4) Race to the Finish Line – Before handing off the baton, make sure to set goals for your competition. Participants need to know what they’re working toward and your FM team also needs a metric to measure the success of the program.
Some organizations set a goal for the entire challenge, such as an overall building reduction by a certain percentage or saving X number of kilowatts. Others may simply strive to get a specific portion of their occupants to participate.
Whatever goals you settle on, make sure they realistically reflect your occupants’ ability to achieve them, Liaboe recommends. If you shoot for the moon but miss your target, participants may feel their efforts were for naught.
5) Set the Clock – Depending on your occupant culture, competitions can last for a matter of weeks or months. The College Conservation Nationals, an electricity and water conservation program for universities and colleges, only runs for three weeks. Other colleges find a semester is an ideal length. If you own your space, a whole building challenge could be sustained for a full year. But for a quick efficiency hit, a single month allows you to compare utility bills with ease.
“Occupants can establish new behavior in two to four weeks, so make sure your competition provides enough time to turn actions into habits,” Liaboe explains. “You can then refresh every quarter or on an annual basis.”
6) Keep Your Eye on the Prize – Find out what will motivate your participants. Sometimes bragging rights are enough but others may need something more concrete. Cash prizes and gift cards are standard, as are food rewards. Commemorative plaques, trophies, or certificates can also serve as a pat on the back.
Try branded items for the competition, such as t-shirts, stickers, reusable bags, and water bottles. Participants can also vie for eco-friendly products, such as an LED task lamp or bulbs, workout gear, or smart power strips. Consider a company outing or tickets to a local event, suggests Liaboe. To really up the ante, enter participants into a drawing for an extra day of vacation.
7) Monopolize Progress Reports – No matter how long your competition runs, it’s imperative to refresh the program periodically. Participants need continual reinforcement of their progress to stay motivated.
“You have to show people where they are making a difference,” says Buckley. “It’s one thing to establish a baseline for energy consumption, but you have to create momentum around improvement.”
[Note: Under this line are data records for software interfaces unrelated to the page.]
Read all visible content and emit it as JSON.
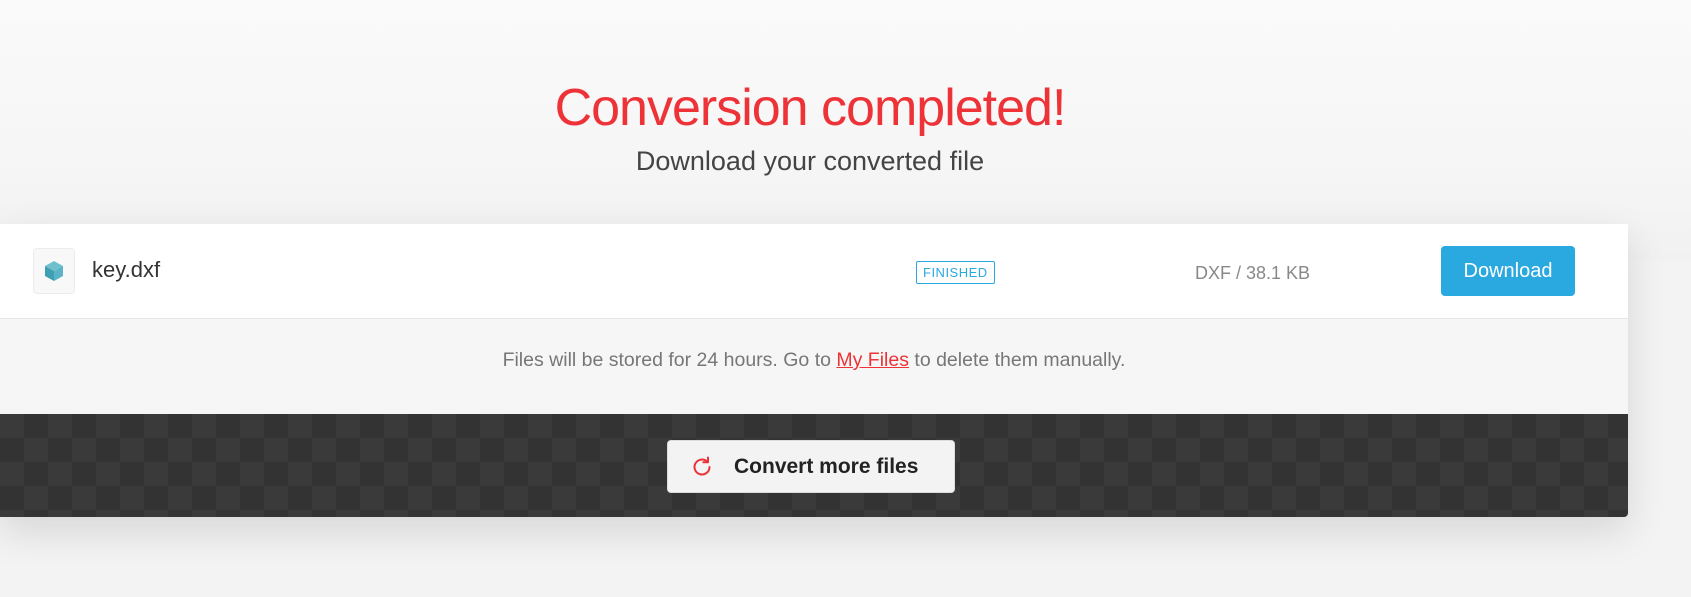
{
  "header": {
    "title": "Conversion completed!",
    "subtitle": "Download your converted file"
  },
  "file": {
    "icon": "cube-icon",
    "name": "key.dxf",
    "status": "FINISHED",
    "meta": "DXF / 38.1 KB",
    "download_label": "Download"
  },
  "notice": {
    "prefix": "Files will be stored for 24 hours. Go to ",
    "link_label": "My Files",
    "suffix": " to delete them manually."
  },
  "convert_more": {
    "icon": "refresh-icon",
    "label": "Convert more files"
  },
  "colors": {
    "accent_red": "#ee3338",
    "accent_blue": "#2aa8e0",
    "dark_bar": "#3a3a3a"
  }
}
Kick-off events, social media updates, and company announcements via email or newsletters can help keep the competition on everyone’s radar. If resources allow, create a dedicated website or intranet page to highlight improvements. Public displays or kiosks and desktop apps are also effective as they provide immediate feedback, says Liaboe.